- Donate to the COVID-19 Middle Tennessee Emergency Response Fund
COUNTY-BY-COUNTY CASES IN TENNESSEE
What is COVID-19 (a.k.a. the new coronavirus?)
According to the World Health Organization, coronaviruses (CoV) are a large family of viruses that cause illness ranging from the common cold to more severe diseases. Examples include the Middle East Respiratory Syndrome (MERS-CoV) and Severe Acute Respiratory Syndrome (SARS-CoV). A novel coronavirus (nCoV) is a new strain that has not been previously identified in humans. COVID-19 stands for "Coronavirus disease 2019," which is when this strain of the coronavirus was discovered.
What are the symptoms?
The CDC says patients confirmed to have the 2019-nCoV reportedly had mild to severe respiratory illness with:

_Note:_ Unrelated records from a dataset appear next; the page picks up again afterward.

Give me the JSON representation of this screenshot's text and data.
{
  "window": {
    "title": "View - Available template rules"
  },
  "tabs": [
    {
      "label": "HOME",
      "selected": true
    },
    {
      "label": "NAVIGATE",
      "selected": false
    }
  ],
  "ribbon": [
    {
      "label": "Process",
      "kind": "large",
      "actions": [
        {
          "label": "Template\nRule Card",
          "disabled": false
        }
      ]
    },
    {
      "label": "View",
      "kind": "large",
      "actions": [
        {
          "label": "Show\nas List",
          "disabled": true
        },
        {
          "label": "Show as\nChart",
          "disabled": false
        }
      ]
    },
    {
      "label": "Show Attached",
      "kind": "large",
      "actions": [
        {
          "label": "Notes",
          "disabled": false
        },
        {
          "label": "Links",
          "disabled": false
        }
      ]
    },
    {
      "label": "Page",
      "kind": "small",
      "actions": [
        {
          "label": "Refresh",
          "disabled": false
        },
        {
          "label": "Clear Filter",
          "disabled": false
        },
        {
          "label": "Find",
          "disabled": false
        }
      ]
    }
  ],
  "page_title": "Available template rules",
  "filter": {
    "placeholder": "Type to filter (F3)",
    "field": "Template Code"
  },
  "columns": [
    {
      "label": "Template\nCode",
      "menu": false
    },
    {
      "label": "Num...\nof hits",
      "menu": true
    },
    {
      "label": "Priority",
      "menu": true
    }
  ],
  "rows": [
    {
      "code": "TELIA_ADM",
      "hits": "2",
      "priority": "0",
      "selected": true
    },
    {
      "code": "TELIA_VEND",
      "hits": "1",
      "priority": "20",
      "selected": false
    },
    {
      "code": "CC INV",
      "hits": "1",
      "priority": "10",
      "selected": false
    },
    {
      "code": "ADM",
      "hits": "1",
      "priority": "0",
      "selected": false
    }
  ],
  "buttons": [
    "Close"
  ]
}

- Shortness of breath or difficulty breathing
Or at least two of the following symptoms:
- Repeated shaking with chills
- Muscle pain
- Sore throat
- New loss of taste or smell
At this time, the CDC believes symptoms could appear as soon as two days after exposure, or as long as 14 days.
The CDC is recommending "common sense" measures such as:
- Wash your hands often with soap and water for at least 20 seconds. If soap and water are not available, use an alcohol-based hand sanitizer.
- Avoid touching your eyes, nose, and mouth with unwashed hands.
- Avoid close contact with people who are sick.
- Stay home when you are sick.
- Cover your mouth and nose with a cloth face cover when around others.
- Cover your cough or sneeze with a tissue, then throw the tissue in the trash.
- Clean and disinfect frequently touched objects and surfaces.